The storms will make driving a challenge, particularly in the passes and canyons. Expected to be especially hard-hit were the Logan and Sardine summits on Highway 89 and Interstate 80 over Parleys Summit.
While the mountains will measure new snowfall in feet, the northern Utah valleys looked for at least an inch by nightfall Thursday and up to another 4 inches on Friday, with winds of 10-20 mph adding to the commuting drama. High temperatures Friday should range into the low 40s, turning some of that white stuff into icy slush; overnight lows were to be in the mid-20s.
The storm system's precipitation is expected take the form of rain in southern Utah, where wet weather likely will stretch through the weekend.

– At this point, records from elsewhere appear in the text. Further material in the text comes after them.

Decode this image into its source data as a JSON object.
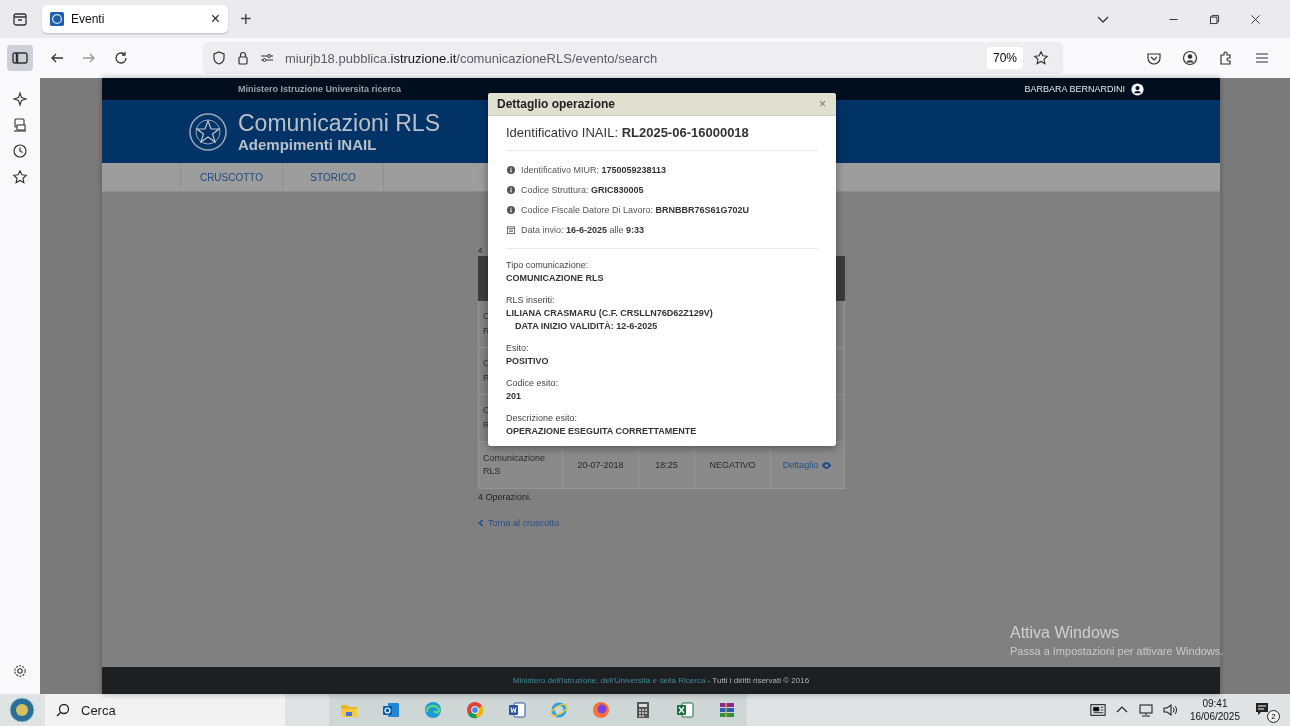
{
  "browser": {
    "tab": {
      "title": "Eventi",
      "close": "×",
      "selected": true
    },
    "new_tab": "+",
    "url": {
      "prefix": "miurjb18.pubblica.",
      "domain": "istruzione.it",
      "path": "/comunicazioneRLS/evento/search"
    },
    "zoom": "70%"
  },
  "page": {
    "ministry": "Ministero Istruzione Universita ricerca",
    "user": "BARBARA BERNARDINI",
    "title": "Comunicazioni RLS",
    "subtitle": "Adempimenti INAIL",
    "nav": [
      {
        "label": "CRUSCOTTO"
      },
      {
        "label": "STORICO"
      }
    ],
    "count_fragment": "4",
    "table": {
      "row_fragments": [
        [
          "C",
          "R"
        ],
        [
          "C",
          "R"
        ],
        [
          "C",
          "R"
        ]
      ],
      "last_row": {
        "type": "Comunicazione RLS",
        "date": "20-07-2018",
        "time": "18:25",
        "outcome": "NEGATIVO",
        "link": "Dettaglio"
      }
    },
    "summary": "4 Operazioni.",
    "back_link": "Torna al cruscotto",
    "footer": {
      "link": "Ministero dell'Istruzione, dell'Università e della Ricerca",
      "rest": " - Tutti i diritti riservati © 2016"
    }
  },
  "modal": {
    "title": "Dettaglio operazione",
    "close": "×",
    "heading": "Identificativo INAIL: **RL2025-06-16000018**",
    "meta": [
      {
        "kind": "info",
        "text": "Identificativo MIUR: **1750059238113**"
      },
      {
        "kind": "info",
        "text": "Codice Struttura: **GRIC830005**"
      },
      {
        "kind": "info",
        "text": "Codice Fiscale Datore Di Lavoro: **BRNBBR76S61G702U**"
      },
      {
        "kind": "date",
        "text": "Data invio: **16-6-2025** alle **9:33**"
      }
    ],
    "sections": [
      {
        "label": "Tipo comunicazione:",
        "lines": [
          {
            "text": "COMUNICAZIONE RLS",
            "indented": false
          }
        ]
      },
      {
        "label": "RLS inseriti:",
        "lines": [
          {
            "text": "LILIANA CRASMARU (C.F. CRSLLN76D62Z129V)",
            "indented": false
          },
          {
            "text": "DATA INIZIO VALIDITÀ: 12-6-2025",
            "indented": true
          }
        ]
      },
      {
        "label": "Esito:",
        "lines": [
          {
            "text": "POSITIVO",
            "indented": false
          }
        ]
      },
      {
        "label": "Codice esito:",
        "lines": [
          {
            "text": "201",
            "indented": false
          }
        ]
      },
      {
        "label": "Descrizione esito:",
        "lines": [
          {
            "text": "OPERAZIONE ESEGUITA CORRETTAMENTE",
            "indented": false
          }
        ]
      }
    ]
  },
  "windows_notice": {
    "title": "Attiva Windows",
    "subtitle": "Passa a Impostazioni per attivare Windows."
  },
  "taskbar": {
    "search": "Cerca",
    "time": "09:41",
    "date": "16/06/2025",
    "notifications": "2"
  }
}
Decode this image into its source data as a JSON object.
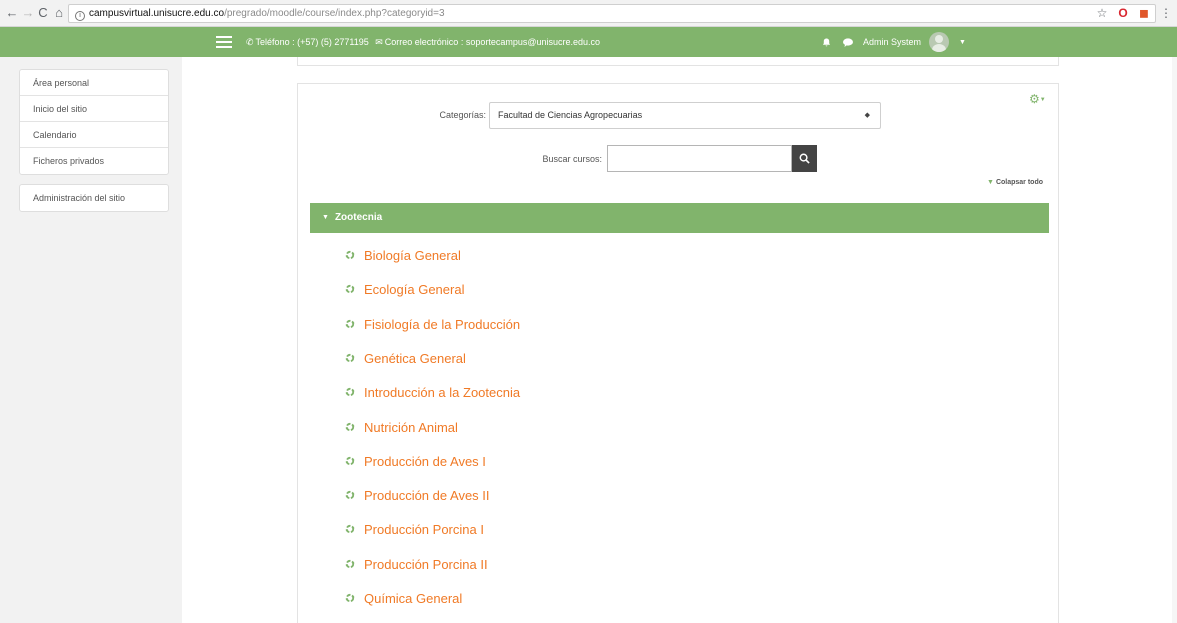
{
  "browser": {
    "back": "←",
    "forward": "→",
    "reload": "C",
    "home": "⌂",
    "url_host": "campusvirtual.unisucre.edu.co",
    "url_path": "/pregrado/moodle/course/index.php?categoryid=3",
    "star": "☆",
    "ext_opera": "O",
    "ext_office": "◼",
    "menu": "⋮"
  },
  "navbar": {
    "phone_text": "Teléfono : (+57) (5) 2771195",
    "email_text": "Correo electrónico : soportecampus@unisucre.edu.co",
    "user_name": "Admin System",
    "accent_color": "#81b46c"
  },
  "sidebar": {
    "items": [
      "Área personal",
      "Inicio del sitio",
      "Calendario",
      "Ficheros privados"
    ],
    "admin_item": "Administración del sitio"
  },
  "main": {
    "category_label": "Categorías:",
    "category_selected": "Facultad de Ciencias Agropecuarias",
    "search_label": "Buscar cursos:",
    "search_value": "",
    "collapse_all": "Colapsar todo",
    "category_name": "Zootecnia",
    "courses": [
      "Biología General",
      "Ecología General",
      "Fisiología de la Producción",
      "Genética General",
      "Introducción a la Zootecnia",
      "Nutrición Animal",
      "Producción de Aves I",
      "Producción de Aves II",
      "Producción Porcina I",
      "Producción Porcina II",
      "Química General"
    ],
    "link_color": "#f07a26"
  }
}
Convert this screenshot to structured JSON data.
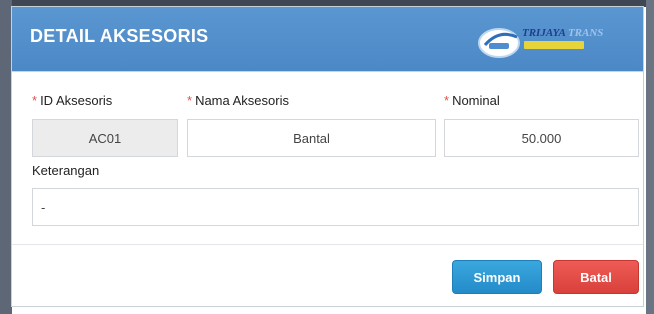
{
  "modal": {
    "title": "DETAIL AKSESORIS",
    "logo": {
      "name_main": "TRIJAYA",
      "name_alt": "TRANS"
    }
  },
  "form": {
    "required_mark": "*",
    "id_aksesoris": {
      "label": "ID Aksesoris",
      "value": "AC01"
    },
    "nama_aksesoris": {
      "label": "Nama Aksesoris",
      "value": "Bantal"
    },
    "nominal": {
      "label": "Nominal",
      "value": "50.000"
    },
    "keterangan": {
      "label": "Keterangan",
      "value": "-"
    }
  },
  "actions": {
    "save_label": "Simpan",
    "cancel_label": "Batal"
  },
  "colors": {
    "header": "#4b88c6",
    "save": "#248bc9",
    "cancel": "#d9413b",
    "required": "#d9534f"
  }
}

High temperatures in the low to mid-50s are predicted, along with winds of 10-20 mph.
The Utah Avalanche Center began Thursday with "considerable' risk ratings for potentially deadly snowslides in the Uintas and the mountains above Logan and Moab; the rest of the state's slopes were initially graded at "moderate" risk for avalanches.
The Utah Division of Air Quality reported breathing conditions in the "green," or healthy category statewide.
For more extensive forecast information, visit the Tribune's weather page at http://www.sltrib.com/weather.